Jawaher Asa’ad | 24 March 2012
SANA’A: Ibrahim al-Hamdi was Yemen’s third President from 1974 to 1977. Under his rule, Yemen experienced a financial boom, which even overshadowed the 1960s era of prosperity, making him a well-loved figure amongst the population, as he was perceived as a man of reforms whose ambitions were to better Yemen.
Before he was murdered in October 1977, in circumstances which have yet to be determined, since no serious investigation were ever ordered, al-Hamdi planned to end Yemen’s tribal system and Yemen’s medieval social classes by proclaiming all Yemenis as equal.
His death plunged the country into mourning as people felt al-Hamdi was a president of the people for the people.
President al-Hamdi was allegedly killed alongside his brother, Major Abdullah al-Hamdi in murky circumstances, with opponents of his rule accusing him of having conducted improper relationships with French dancers, whom were also found dead at the scene of the crime.
Questions surrounding al-Hamdi’s death came back to the surface with the revolution, with more people looking at exposing the regime’s past crimes.
As it happened, new clues were unveiled, shedding new light onto the events.
According to al-Safeer Press, sources have confirmed that Ibrahim al-Hamdi was currently being held in a Saudi prison, stressing that his death had been a cover-up for his kidnapping and unlawful imprisonment.
Al-Hamdi had indeed been attacked and shot several times by al-Ghashmy, who later became Yemen’s interim President and by Colonel Saleh al-Hidian, but never succumbed to his injuries, the sources said.
Rather he was banished to the Kingdom of Saudi Arabia.
A private plane belonging to Prince Sultan bin Abdul Aziz, the then Minister of Defense and Head of the Saudi committee in charge of the Yemeni Affairs allegedly airlifted him back to Saudi, never to be heard from again.

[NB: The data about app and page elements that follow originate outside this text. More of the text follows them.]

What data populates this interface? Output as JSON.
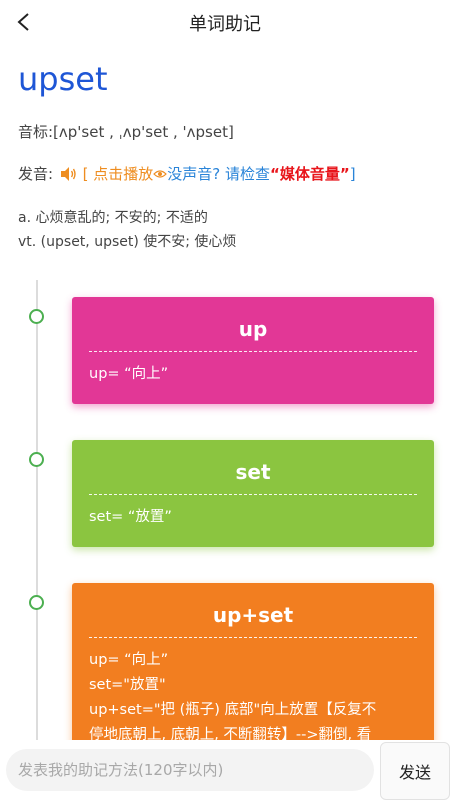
{
  "header": {
    "title": "单词助记",
    "back_icon": "chevron-left-icon"
  },
  "word": {
    "text": "upset",
    "phonetic": "音标:[ʌp'set , ˌʌp'set , 'ʌpset]",
    "pronunciation": {
      "label": "发音: ",
      "play_text": "[ 点击播放",
      "hint_text": "没声音? 请检查",
      "media_text": "“媒体音量”",
      "close_bracket": "]"
    },
    "definitions": [
      "a. 心烦意乱的; 不安的; 不适的",
      "vt. (upset, upset) 使不安; 使心烦"
    ]
  },
  "cards": [
    {
      "title": "up",
      "color": "#e23796",
      "lines": [
        "up= “向上”"
      ]
    },
    {
      "title": "set",
      "color": "#8bc540",
      "lines": [
        "set= “放置”"
      ]
    },
    {
      "title": "up+set",
      "color": "#f27e20",
      "lines": [
        "up= “向上”",
        "set=\"放置\"",
        "up+set=\"把 (瓶子) 底部\"向上放置【反复不",
        "停地底朝上, 底朝上, 不断翻转】-->翻倒, 看"
      ]
    }
  ],
  "timeline_dot_color": "#4caf50",
  "comment": {
    "placeholder": "发表我的助记方法(120字以内)",
    "send_label": "发送"
  }
}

Records show that none in Hamdi’s family actually saw his corpse, adding to speculation that the body buried next to that of al-Hamdi’s brother could be Saleh Al Zarnoqi, one of his loyalists.
Al-Safeer Press Agency said it was continuing its investigation.